Segment Open

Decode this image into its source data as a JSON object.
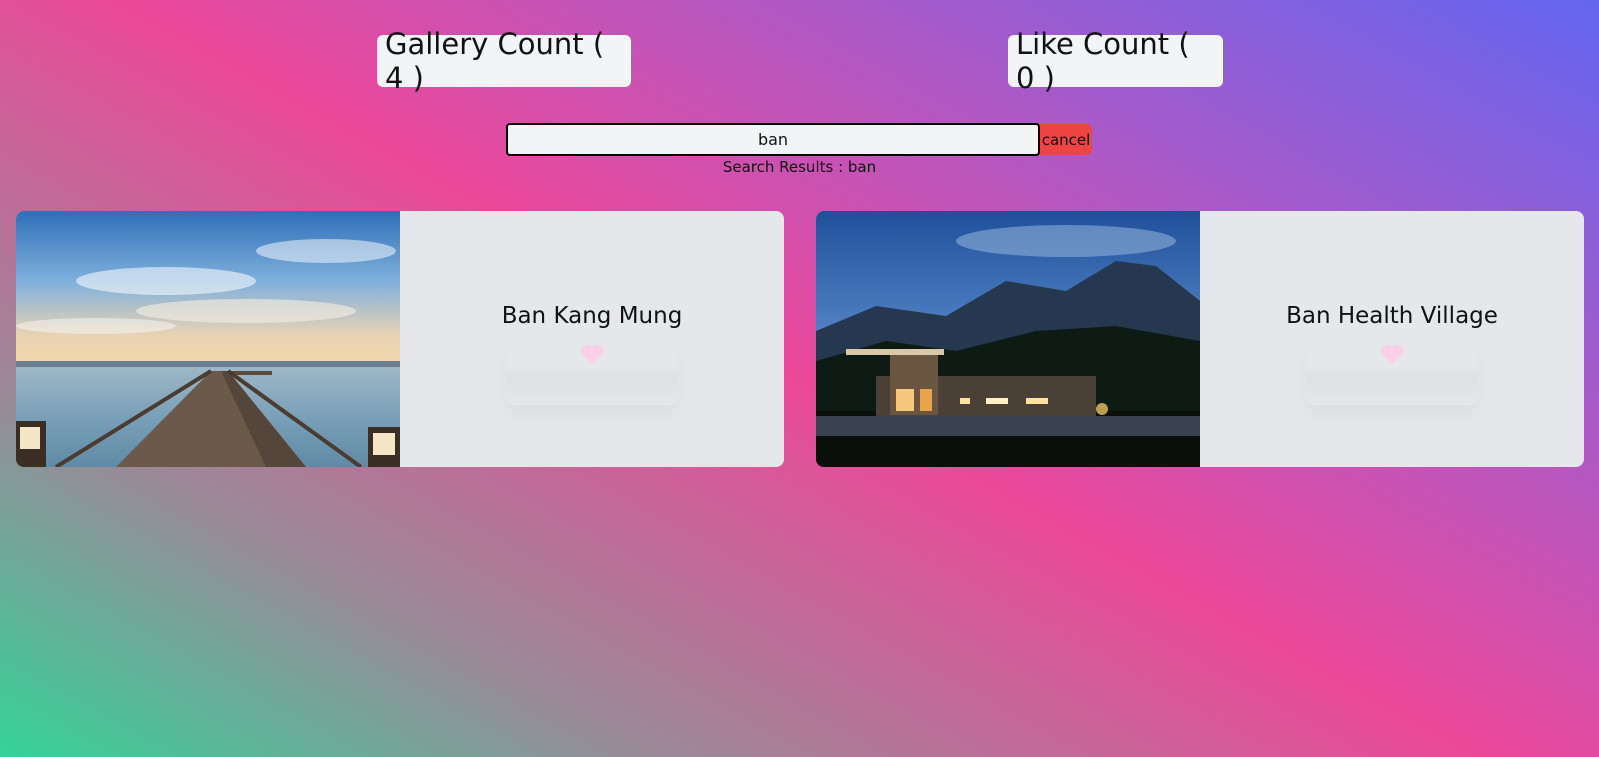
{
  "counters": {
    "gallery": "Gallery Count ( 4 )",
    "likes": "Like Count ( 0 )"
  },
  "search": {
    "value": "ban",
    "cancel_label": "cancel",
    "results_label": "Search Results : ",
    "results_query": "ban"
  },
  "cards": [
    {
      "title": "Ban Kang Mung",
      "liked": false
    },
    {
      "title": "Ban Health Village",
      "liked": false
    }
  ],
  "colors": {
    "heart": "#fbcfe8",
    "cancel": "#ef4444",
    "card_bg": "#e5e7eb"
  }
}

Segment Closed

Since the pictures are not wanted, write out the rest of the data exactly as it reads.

Decode this image into its source data as a JSON object.
{
  "counters": {
    "gallery": "Gallery Count ( 4 )",
    "likes": "Like Count ( 0 )"
  },
  "search": {
    "value": "ban",
    "cancel_label": "cancel",
    "results_label": "Search Results : ",
    "results_query": "ban"
  },
  "cards": [
    {
      "title": "Ban Kang Mung",
      "liked": false
    },
    {
      "title": "Ban Health Village",
      "liked": false
    }
  ],
  "colors": {
    "heart": "#fbcfe8",
    "cancel": "#ef4444",
    "card_bg": "#e5e7eb"
  }
}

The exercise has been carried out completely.